[PROBLEM DETAILS] Your copy must hold every line of the records word for word. It must hold no pictures.

§ §

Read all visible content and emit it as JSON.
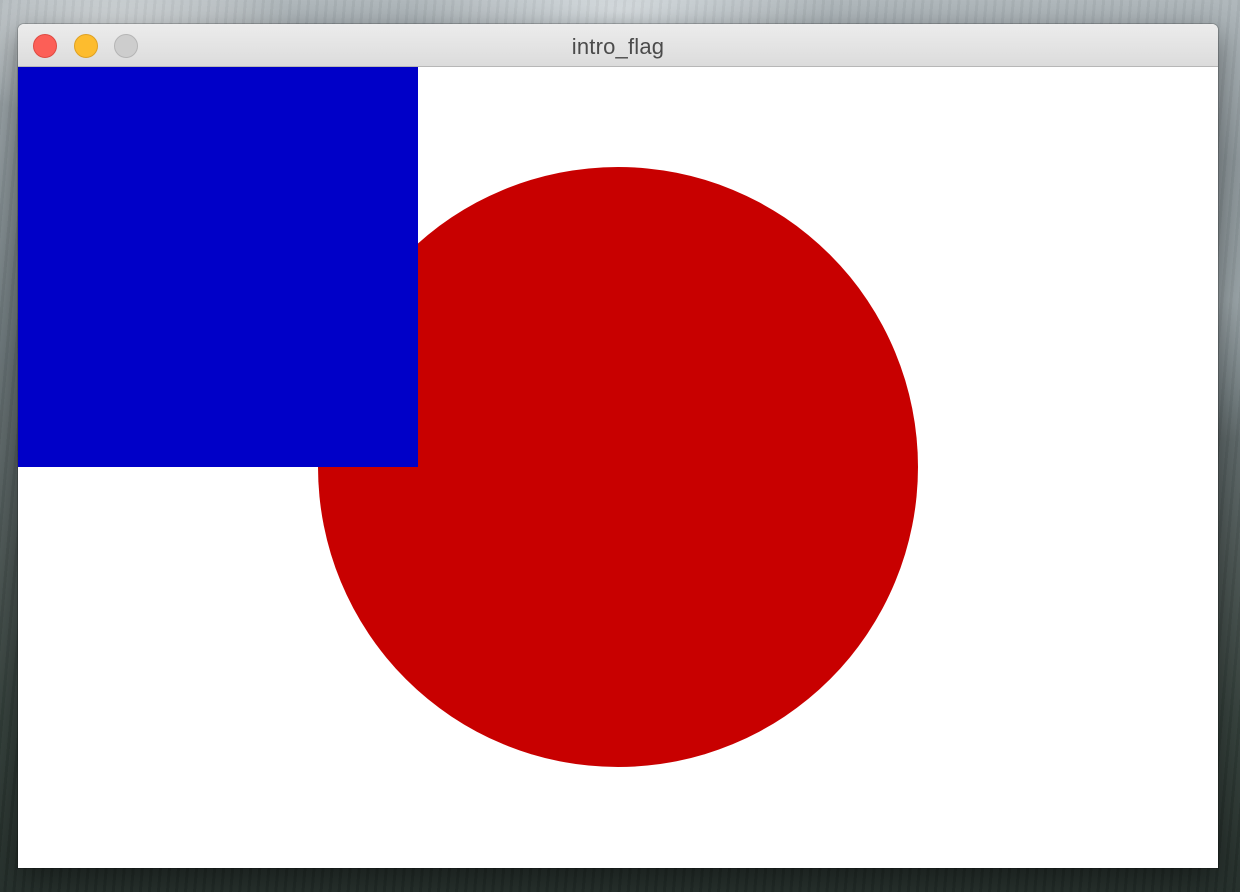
{
  "window": {
    "title": "intro_flag"
  },
  "controls": {
    "close": "close-button",
    "minimize": "minimize-button",
    "zoom": "zoom-button"
  },
  "colors": {
    "close": "#fc5f57",
    "minimize": "#fdbc2e",
    "zoom_inactive": "#cdcdcd",
    "canvas_background": "#ffffff",
    "circle": "#c80000",
    "square": "#0000c8"
  }
}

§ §

[COMPLETED TASK]
Read all visible content and emit it as JSON.
{
  "window": {
    "title": "intro_flag"
  },
  "controls": {
    "close": "close-button",
    "minimize": "minimize-button",
    "zoom": "zoom-button"
  },
  "colors": {
    "close": "#fc5f57",
    "minimize": "#fdbc2e",
    "zoom_inactive": "#cdcdcd",
    "canvas_background": "#ffffff",
    "circle": "#c80000",
    "square": "#0000c8"
  }
}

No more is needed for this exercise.